TASK INPUT:

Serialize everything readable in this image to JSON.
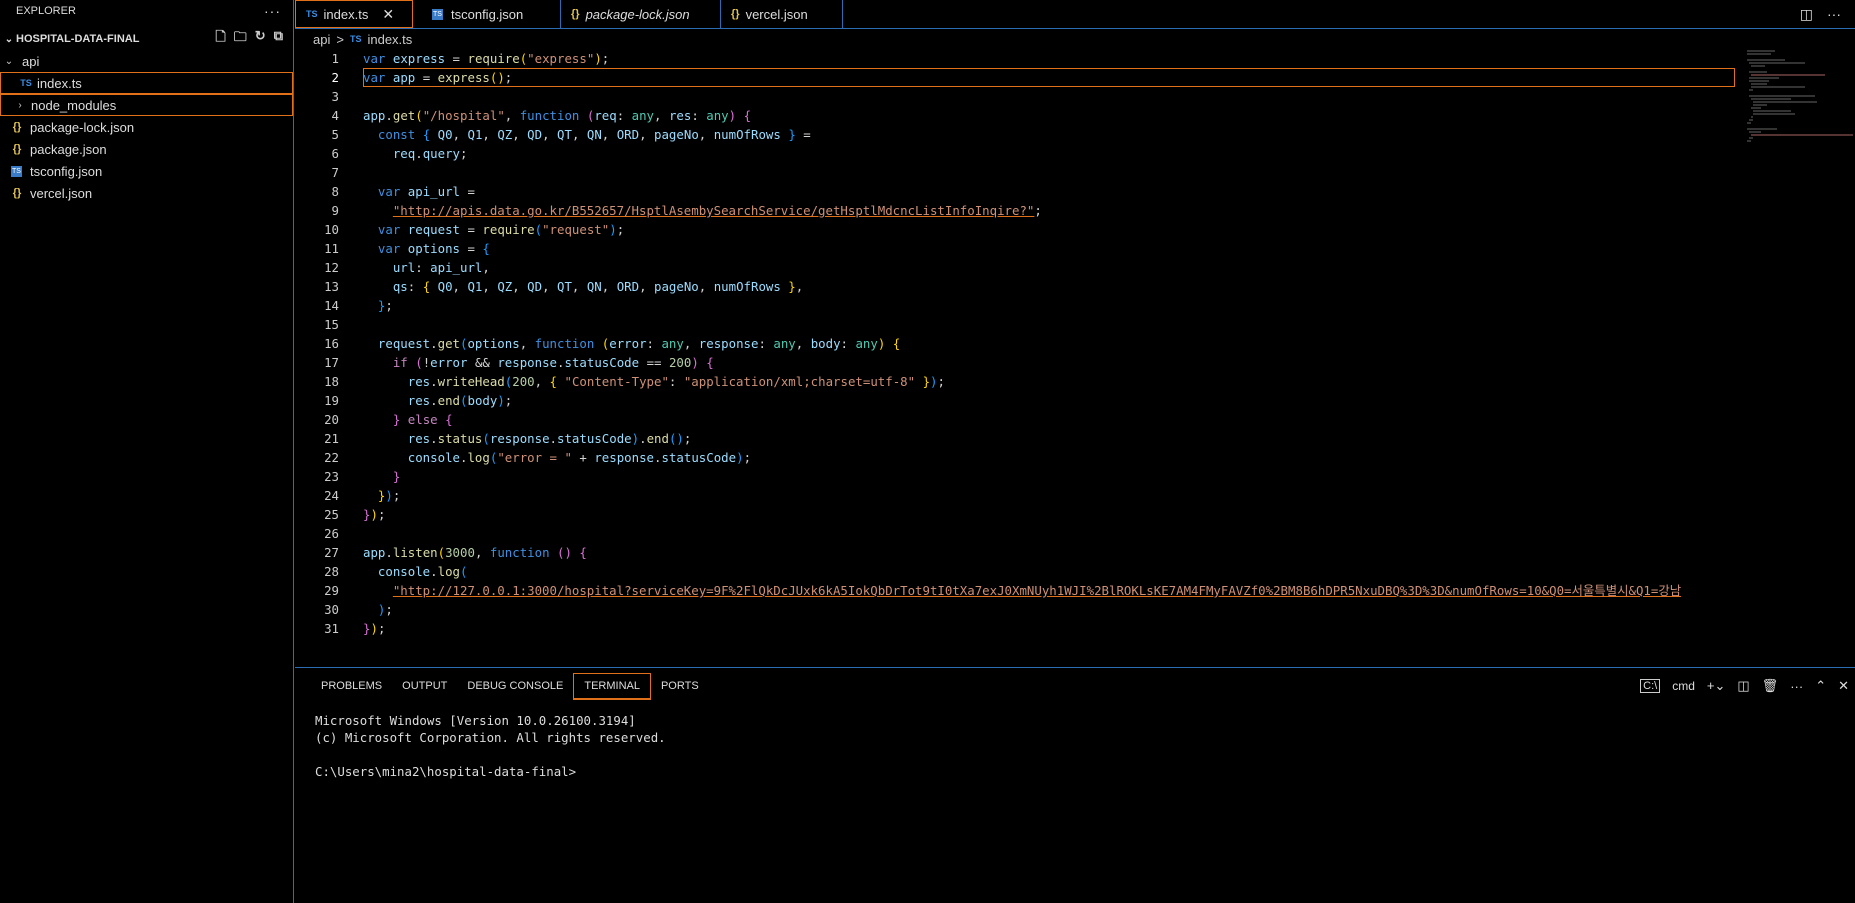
{
  "explorer": {
    "title": "EXPLORER",
    "more": "···",
    "folder": "HOSPITAL-DATA-FINAL",
    "items": [
      {
        "label": "api",
        "kind": "folder-open"
      },
      {
        "label": "index.ts",
        "kind": "ts"
      },
      {
        "label": "node_modules",
        "kind": "folder"
      },
      {
        "label": "package-lock.json",
        "kind": "json"
      },
      {
        "label": "package.json",
        "kind": "json"
      },
      {
        "label": "tsconfig.json",
        "kind": "tsconfig"
      },
      {
        "label": "vercel.json",
        "kind": "json"
      }
    ]
  },
  "tabs": [
    {
      "label": "index.ts",
      "icon": "TS"
    },
    {
      "label": "tsconfig.json",
      "icon": "TS"
    },
    {
      "label": "package-lock.json",
      "icon": "{}"
    },
    {
      "label": "vercel.json",
      "icon": "{}"
    }
  ],
  "breadcrumb": {
    "folder": "api",
    "sep": ">",
    "icon": "TS",
    "file": "index.ts"
  },
  "code": {
    "line_numbers": [
      "1",
      "2",
      "3",
      "4",
      "5",
      "6",
      "7",
      "8",
      "9",
      "10",
      "11",
      "12",
      "13",
      "14",
      "15",
      "16",
      "17",
      "18",
      "19",
      "20",
      "21",
      "22",
      "23",
      "24",
      "25",
      "26",
      "27",
      "28",
      "29",
      "30",
      "31"
    ],
    "url1": "\"http://apis.data.go.kr/B552657/HsptlAsembySearchService/getHsptlMdcncListInfoInqire?\"",
    "url2": "\"http://127.0.0.1:3000/hospital?serviceKey=9F%2FlQkDcJUxk6kA5IokQbDrTot9tI0tXa7exJ0XmNUyh1WJI%2BlROKLsKE7AM4FMyFAVZf0%2BM8B6hDPR5NxuDBQ%3D%3D&numOfRows=10&Q0=서울특별시&Q1=강남"
  },
  "panel": {
    "tabs": [
      "PROBLEMS",
      "OUTPUT",
      "DEBUG CONSOLE",
      "TERMINAL",
      "PORTS"
    ],
    "shell": "cmd",
    "terminal_lines": [
      "Microsoft Windows [Version 10.0.26100.3194]",
      "(c) Microsoft Corporation. All rights reserved.",
      "",
      "C:\\Users\\mina2\\hospital-data-final>"
    ]
  }
}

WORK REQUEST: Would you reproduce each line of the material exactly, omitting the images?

TASK RESPONSE:
Serialize everything readable in this image to JSON.
{
  "explorer": {
    "title": "EXPLORER",
    "more": "···",
    "folder": "HOSPITAL-DATA-FINAL",
    "items": [
      {
        "label": "api",
        "kind": "folder-open"
      },
      {
        "label": "index.ts",
        "kind": "ts"
      },
      {
        "label": "node_modules",
        "kind": "folder"
      },
      {
        "label": "package-lock.json",
        "kind": "json"
      },
      {
        "label": "package.json",
        "kind": "json"
      },
      {
        "label": "tsconfig.json",
        "kind": "tsconfig"
      },
      {
        "label": "vercel.json",
        "kind": "json"
      }
    ]
  },
  "tabs": [
    {
      "label": "index.ts",
      "icon": "TS"
    },
    {
      "label": "tsconfig.json",
      "icon": "TS"
    },
    {
      "label": "package-lock.json",
      "icon": "{}"
    },
    {
      "label": "vercel.json",
      "icon": "{}"
    }
  ],
  "breadcrumb": {
    "folder": "api",
    "sep": ">",
    "icon": "TS",
    "file": "index.ts"
  },
  "code": {
    "line_numbers": [
      "1",
      "2",
      "3",
      "4",
      "5",
      "6",
      "7",
      "8",
      "9",
      "10",
      "11",
      "12",
      "13",
      "14",
      "15",
      "16",
      "17",
      "18",
      "19",
      "20",
      "21",
      "22",
      "23",
      "24",
      "25",
      "26",
      "27",
      "28",
      "29",
      "30",
      "31"
    ],
    "url1": "\"http://apis.data.go.kr/B552657/HsptlAsembySearchService/getHsptlMdcncListInfoInqire?\"",
    "url2": "\"http://127.0.0.1:3000/hospital?serviceKey=9F%2FlQkDcJUxk6kA5IokQbDrTot9tI0tXa7exJ0XmNUyh1WJI%2BlROKLsKE7AM4FMyFAVZf0%2BM8B6hDPR5NxuDBQ%3D%3D&numOfRows=10&Q0=서울특별시&Q1=강남"
  },
  "panel": {
    "tabs": [
      "PROBLEMS",
      "OUTPUT",
      "DEBUG CONSOLE",
      "TERMINAL",
      "PORTS"
    ],
    "shell": "cmd",
    "terminal_lines": [
      "Microsoft Windows [Version 10.0.26100.3194]",
      "(c) Microsoft Corporation. All rights reserved.",
      "",
      "C:\\Users\\mina2\\hospital-data-final>"
    ]
  }
}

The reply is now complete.